Why Nevada Is the Unofficial Drone Capital of the World

Nevada has more drone pilots per capita than any other state.

Last week we wrote about the rise in popularity of private drone use and apparently they’re more popular in our home state than any other place in the country!

Surprised by that stat?  We sure were and even more astonished when we read experts are predicting that the drone industry could have an $8 billion economic impact locally.  The Silver State is actually widely referred to as the birthplace of the drone industry (because of the large military presence here).

Back in 2013 Nevada and five other states were named as official FAA test sites for unmanned aerial vehicles (aka drones).  Testing is currently underway to help lawmakers and federal officials determine the best course of action for drone regulation.

Drone Legislation

Earlier this month dozens of laws went into effect regulating private use of drones.  Assembly Bill 239 specifics include:

  • It is a misdemeanor to fly less than 250 feet over private property (before it’s considered trespassing)
  • Drones must fly below 500 feet and remain in the operator’s line of sight
  • It is illegal to fly within 500 feet of a critical facility (i.e. government buildings, power plants, etc.)
  • No flying of drones within 5 miles of an airport
  • Operating a drone while under the influence is also now illegal and is classified as a gross misdemeanor
  • Police need a warrant to investigate or track someone with a drone

Privacy is a big concern as well.  More and more local homeowners are complaining about drones flying above their homes as they relax poolside in their backyards.  Next door in California laws were just put into place restricting the flying of drones to stop paparazzi from snapping photos of celebrities.

Nevada Lawmakers say the new state laws are designed to create a balance between protecting civil liberties and allowing the industry to expand.

We’ll leave you with this little tid bit of information; the FAA predicts a million drones could be sold during the upcoming holiday season.  With that said lawmakers understand there will be a large learning curve for newbie drone operators.  We’ll have to wait and see what sort of changes or additions could be made to these new laws.

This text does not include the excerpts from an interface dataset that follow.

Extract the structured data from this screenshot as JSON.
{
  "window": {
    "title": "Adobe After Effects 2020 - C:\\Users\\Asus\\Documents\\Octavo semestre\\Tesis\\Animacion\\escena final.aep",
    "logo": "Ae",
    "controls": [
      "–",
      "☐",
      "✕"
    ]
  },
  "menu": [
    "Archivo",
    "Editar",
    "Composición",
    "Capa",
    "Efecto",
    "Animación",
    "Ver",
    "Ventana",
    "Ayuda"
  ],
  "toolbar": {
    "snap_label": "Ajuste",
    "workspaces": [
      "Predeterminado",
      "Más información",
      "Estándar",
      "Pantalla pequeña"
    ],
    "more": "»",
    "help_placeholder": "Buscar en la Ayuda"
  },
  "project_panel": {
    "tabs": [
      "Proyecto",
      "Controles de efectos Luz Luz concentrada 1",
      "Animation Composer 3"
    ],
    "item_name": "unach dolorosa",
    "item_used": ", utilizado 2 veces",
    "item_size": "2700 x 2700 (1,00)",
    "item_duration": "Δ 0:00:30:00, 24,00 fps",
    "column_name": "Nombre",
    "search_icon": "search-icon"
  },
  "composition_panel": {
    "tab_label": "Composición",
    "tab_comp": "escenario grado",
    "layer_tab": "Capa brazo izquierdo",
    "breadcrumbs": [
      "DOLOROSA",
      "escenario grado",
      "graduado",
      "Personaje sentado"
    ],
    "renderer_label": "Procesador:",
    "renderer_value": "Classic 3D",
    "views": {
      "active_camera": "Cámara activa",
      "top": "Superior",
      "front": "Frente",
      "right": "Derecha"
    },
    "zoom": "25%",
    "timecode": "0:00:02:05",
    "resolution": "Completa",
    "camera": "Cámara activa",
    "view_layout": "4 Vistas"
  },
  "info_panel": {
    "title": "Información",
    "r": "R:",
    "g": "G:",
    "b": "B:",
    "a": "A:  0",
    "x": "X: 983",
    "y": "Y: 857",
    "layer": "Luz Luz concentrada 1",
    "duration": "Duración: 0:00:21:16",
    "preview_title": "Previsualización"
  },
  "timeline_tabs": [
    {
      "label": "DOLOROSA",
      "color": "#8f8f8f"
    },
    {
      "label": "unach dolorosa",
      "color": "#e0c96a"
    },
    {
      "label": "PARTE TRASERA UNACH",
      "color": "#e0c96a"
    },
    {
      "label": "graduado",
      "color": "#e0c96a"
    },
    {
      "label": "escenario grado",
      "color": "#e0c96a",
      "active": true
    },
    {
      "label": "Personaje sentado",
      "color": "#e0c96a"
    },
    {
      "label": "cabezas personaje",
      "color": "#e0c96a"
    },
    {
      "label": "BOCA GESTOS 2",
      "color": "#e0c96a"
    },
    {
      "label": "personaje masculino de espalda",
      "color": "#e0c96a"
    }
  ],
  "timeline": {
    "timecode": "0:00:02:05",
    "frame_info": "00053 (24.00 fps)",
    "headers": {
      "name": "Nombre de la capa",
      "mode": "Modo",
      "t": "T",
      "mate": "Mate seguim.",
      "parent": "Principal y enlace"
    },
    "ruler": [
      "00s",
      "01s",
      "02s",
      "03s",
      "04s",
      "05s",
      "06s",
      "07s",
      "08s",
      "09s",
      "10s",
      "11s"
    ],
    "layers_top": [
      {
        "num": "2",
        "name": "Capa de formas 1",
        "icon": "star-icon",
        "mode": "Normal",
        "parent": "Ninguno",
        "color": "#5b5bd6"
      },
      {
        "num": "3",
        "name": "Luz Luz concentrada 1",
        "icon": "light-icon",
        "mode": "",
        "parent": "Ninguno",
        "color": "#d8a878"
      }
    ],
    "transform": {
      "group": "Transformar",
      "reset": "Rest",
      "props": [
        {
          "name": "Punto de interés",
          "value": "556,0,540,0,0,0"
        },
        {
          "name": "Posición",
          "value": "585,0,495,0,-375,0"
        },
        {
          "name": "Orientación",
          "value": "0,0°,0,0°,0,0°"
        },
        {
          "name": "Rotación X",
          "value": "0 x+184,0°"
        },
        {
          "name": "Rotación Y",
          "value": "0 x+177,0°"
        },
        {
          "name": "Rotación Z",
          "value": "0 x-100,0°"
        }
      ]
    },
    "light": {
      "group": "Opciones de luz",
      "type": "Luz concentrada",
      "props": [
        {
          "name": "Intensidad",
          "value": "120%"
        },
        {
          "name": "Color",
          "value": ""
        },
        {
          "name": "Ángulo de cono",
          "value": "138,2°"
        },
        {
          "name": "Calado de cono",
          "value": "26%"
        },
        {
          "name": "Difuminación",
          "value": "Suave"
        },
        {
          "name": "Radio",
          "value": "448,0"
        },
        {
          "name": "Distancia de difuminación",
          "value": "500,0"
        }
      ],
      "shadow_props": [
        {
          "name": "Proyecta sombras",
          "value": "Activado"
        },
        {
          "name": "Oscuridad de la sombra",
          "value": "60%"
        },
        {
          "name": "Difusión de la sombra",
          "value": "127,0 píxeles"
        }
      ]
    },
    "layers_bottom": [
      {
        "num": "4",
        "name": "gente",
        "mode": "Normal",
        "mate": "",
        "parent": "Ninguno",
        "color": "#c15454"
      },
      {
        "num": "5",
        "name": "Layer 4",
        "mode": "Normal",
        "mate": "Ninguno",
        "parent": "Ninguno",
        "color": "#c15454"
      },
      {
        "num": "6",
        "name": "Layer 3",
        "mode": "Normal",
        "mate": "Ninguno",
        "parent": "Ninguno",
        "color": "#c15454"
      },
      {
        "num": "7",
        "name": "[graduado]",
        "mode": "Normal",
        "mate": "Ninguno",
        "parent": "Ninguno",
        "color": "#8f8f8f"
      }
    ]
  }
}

Have you had a run in with a drone?  What do you think about drones and our privacy?  Let us know in the comments below, we’d love to hear your thoughts.